However, it’s unlikely that you’ll be able to practice conscious breathing all the time. This is totally natural — you can simply pick the practice back up when you feel ready.

Can conscious breathing help with anxiety?

Yes, conscious breathing can help with anxiety. Focusing your awareness on the smooth, repetitive rhythm of your breath can help soothe your mind and nervous system.

As noted above, evidence suggests conscious breathing can ease anxiety and stress in college students, as well as anxiety, depression, and sleep issues in middle-aged adults.

Learn more breathing techniques to help ease anxiety.

Does conscious breathing make you high?

While conscious breathing may help you feel more alert, present, relaxed, and engaged in life, it won’t make you “high.”

However, rapid breathing, known as hyperventilation, can lead to lightheadedness, tingling in the fingers, and even loss of consciousness in extreme cases. This happens due to a rapid reduction in carbon dioxide in the body.

Certain forms of advanced breathing practices may involve controlled hyperventilation. Never practice these techniques without qualified instruction and approval from a medical professional.

Conscious breathing is a simple yet profound practice for getting in touch with your breath, body, and mind. It could help ease symptoms of anxiety, stress, and a number of mental and physical health concerns.

But beyond those benefits, the regular practice of conscious breathing can help you experience a deeper sense of presence and connection to life.

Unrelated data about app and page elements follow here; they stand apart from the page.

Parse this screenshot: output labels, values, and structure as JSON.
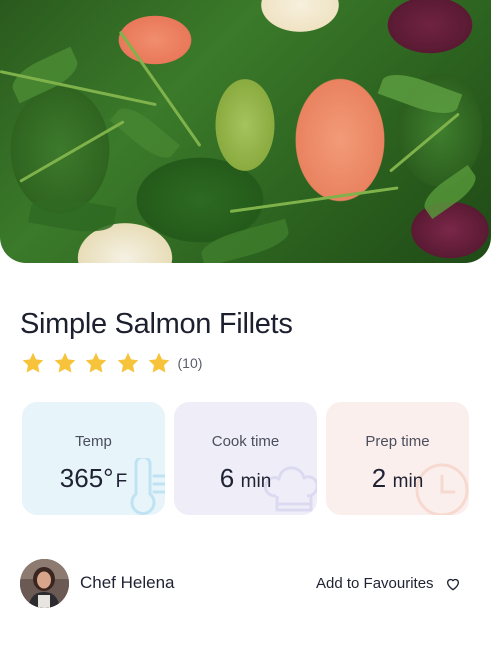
{
  "recipe": {
    "title": "Simple Salmon Fillets",
    "rating": {
      "stars": 5,
      "count_text": "(10)"
    }
  },
  "stats": [
    {
      "label": "Temp",
      "value": "365°",
      "unit": "F",
      "icon": "thermometer-icon"
    },
    {
      "label": "Cook time",
      "value": "6",
      "unit": "min",
      "icon": "chef-hat-icon"
    },
    {
      "label": "Prep time",
      "value": "2",
      "unit": "min",
      "icon": "clock-icon"
    }
  ],
  "author": {
    "name": "Chef Helena"
  },
  "actions": {
    "favourite_label": "Add to Favourites",
    "favourite_icon": "heart-icon"
  },
  "colors": {
    "star": "#F6C33A",
    "temp_card": "#E7F4FA",
    "cook_card": "#EFEEF8",
    "prep_card": "#FBEFED"
  }
}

Crystal Hoshaw is a mother, writer, and longtime yoga practitioner. She has taught in private studios, gyms, and in one-on-one settings in Los Angeles, Thailand, and the San Francisco Bay Area. She shares mindful strategies for self-care through online courses. You can find her on Instagram.